The Lynden Garden’s embellished acres
It’s a blustery November Sunday as artist Tom Kovacich and I arrive at the Lynden Sculpture Garden’s main house, a stately manor with quite a view, considering that you’re viewing forty acres embellished with diverse sculptures.
Only a few short months ago, when the gardens re-opened to the public, these rolling hills were bathed in sunlight and summer humidity. On the day of our visit, the sun is still shining, but the breeze is a stern reminder of the winter months that lay ahead.
Inside the manse, in a show aptly titled Inside/Outside, is the work of Eddee Daniel & Philip Krejcarek, paired in a kind of orange and blue dance.
However, on this day we’ve come to walk the paths wending round about the permanent sculptures. In the distance a larch gleams golden in the slant of the afternoon light; a pair of geese guard the edge of a small pond smooshed with Monet-like lily pads.
Were it not for the wintry weather, everything looks much the same as it did on a late 70s summer day when I settled onto the manicured lawn to sip wine and eat cuke sandwiches, one of hundreds who attended the annual garden party, back when this lush section of land was known as the Bradley Sculpture Gardens.
My sidekick is a pure modernist and co-owner of Safi Studio in the Marshall Building. We agree that less is more. Less is more. Less is more.
Therefore, we stroll by the cows with our noses in the air.
But what are these slender imaginings rising skyward? The map says they are fashioned of hand-carved buckthorn wood, copper and living buckthorn trees — the work of Kevin Giese.

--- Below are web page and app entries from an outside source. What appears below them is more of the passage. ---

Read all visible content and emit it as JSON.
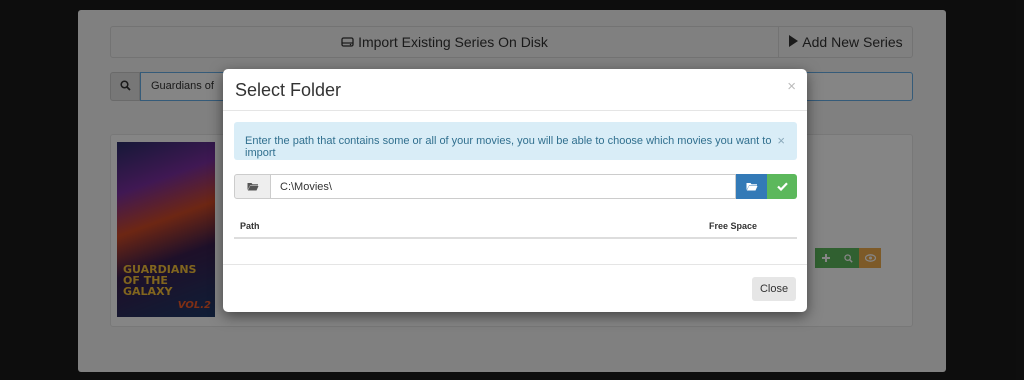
{
  "background": {
    "import_label": "Import Existing Series On Disk",
    "add_new_label": "Add New Series",
    "search_value": "Guardians of",
    "poster_title": "GUARDIANS OF THE GALAXY",
    "poster_vol": "VOL.2"
  },
  "modal": {
    "title": "Select Folder",
    "close_x": "×",
    "alert_text": "Enter the path that contains some or all of your movies, you will be able to choose which movies you want to import",
    "alert_close": "×",
    "path_value": "C:\\Movies\\",
    "table_headers": {
      "path": "Path",
      "free_space": "Free Space"
    },
    "close_button": "Close"
  },
  "colors": {
    "primary": "#337ab7",
    "success": "#5cb85c",
    "warning": "#f0ad4e",
    "info_bg": "#d9edf7",
    "info_text": "#31708f"
  }
}
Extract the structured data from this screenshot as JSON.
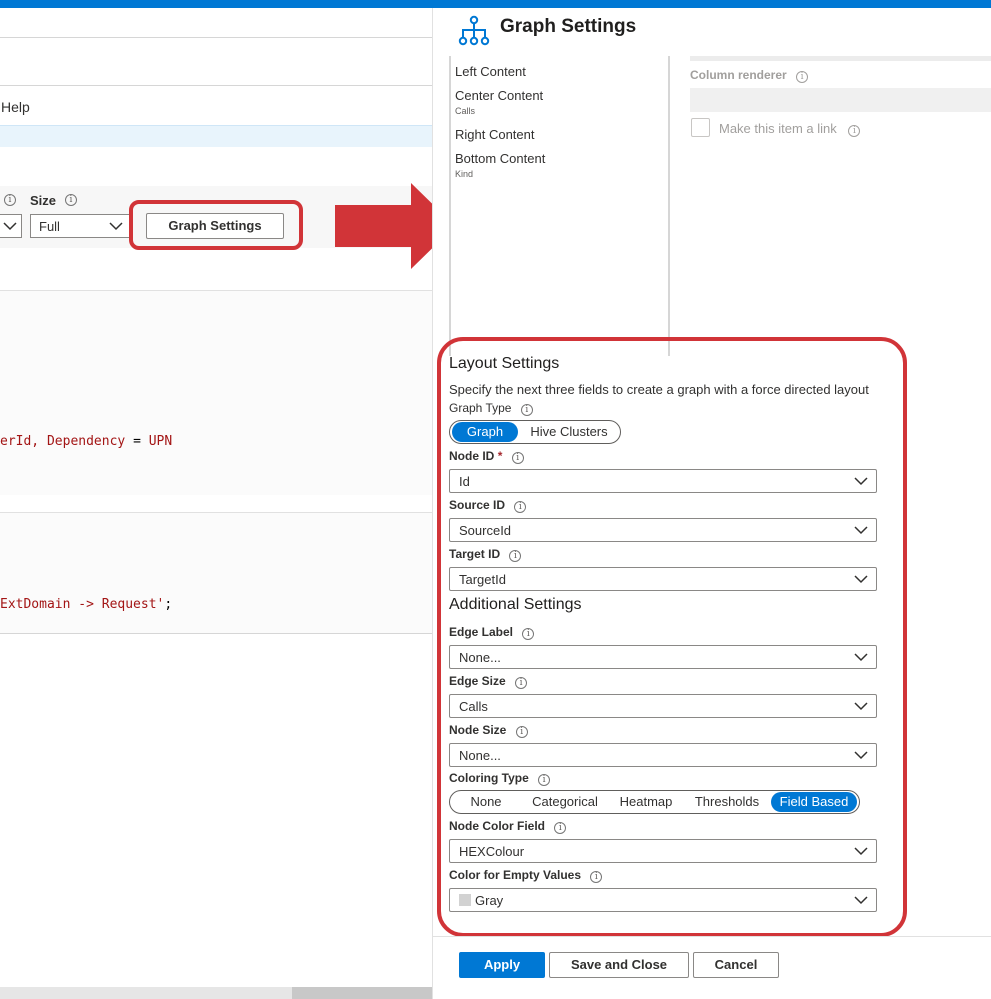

Sadly, they are temporary. I say keep them in place forever.
Immigrant 2010 is brilliant, for in this era of immigration strife, the idea of grafting them onto us, or us onto them, is perfect. I’m tempted to say Giese is the best of all the rest. Before moving to Bay View, Cedar Gallery housed a few of his pieces.
There’s much to admire here where the land was carved to meet the requirements of the owners. Among the big and bold are two painted steel pieces by Mark di Suvero, the über-controversial artist who crafted the big orange I-beam thing anchoring the east end of Wisconsin Avenue, the thing kids love to climb on. But The Calling is more than orange paint and I-beams.
Over yonder grazes Hara, 1989, a bronze horse by Deborah Butterfield, whose work I first admired at the Milwaukee Art Museum. Ernest C. Shaw is represented by four steel sculptures, and you can see more of his concepts in a snug park (the Green Ash Park), adjacent to the north side of the Haggerty Museum.
Before exiting the Lynden, we pause by the lake to enjoy Floating Sculpture #3, a 1972 painted polyester work by Marta Pan.
Please Keep To The Mowed Areas. No Pets Allowed (except guide and/or service dogs). No climbing on the sculptures, picking wildflowers, etc., etc., etc. Winter hours are in effect, so best check before you drive to 2145 W. Brown Deer Road.
With a heap of snow upon the acres, it will be a brand new experience.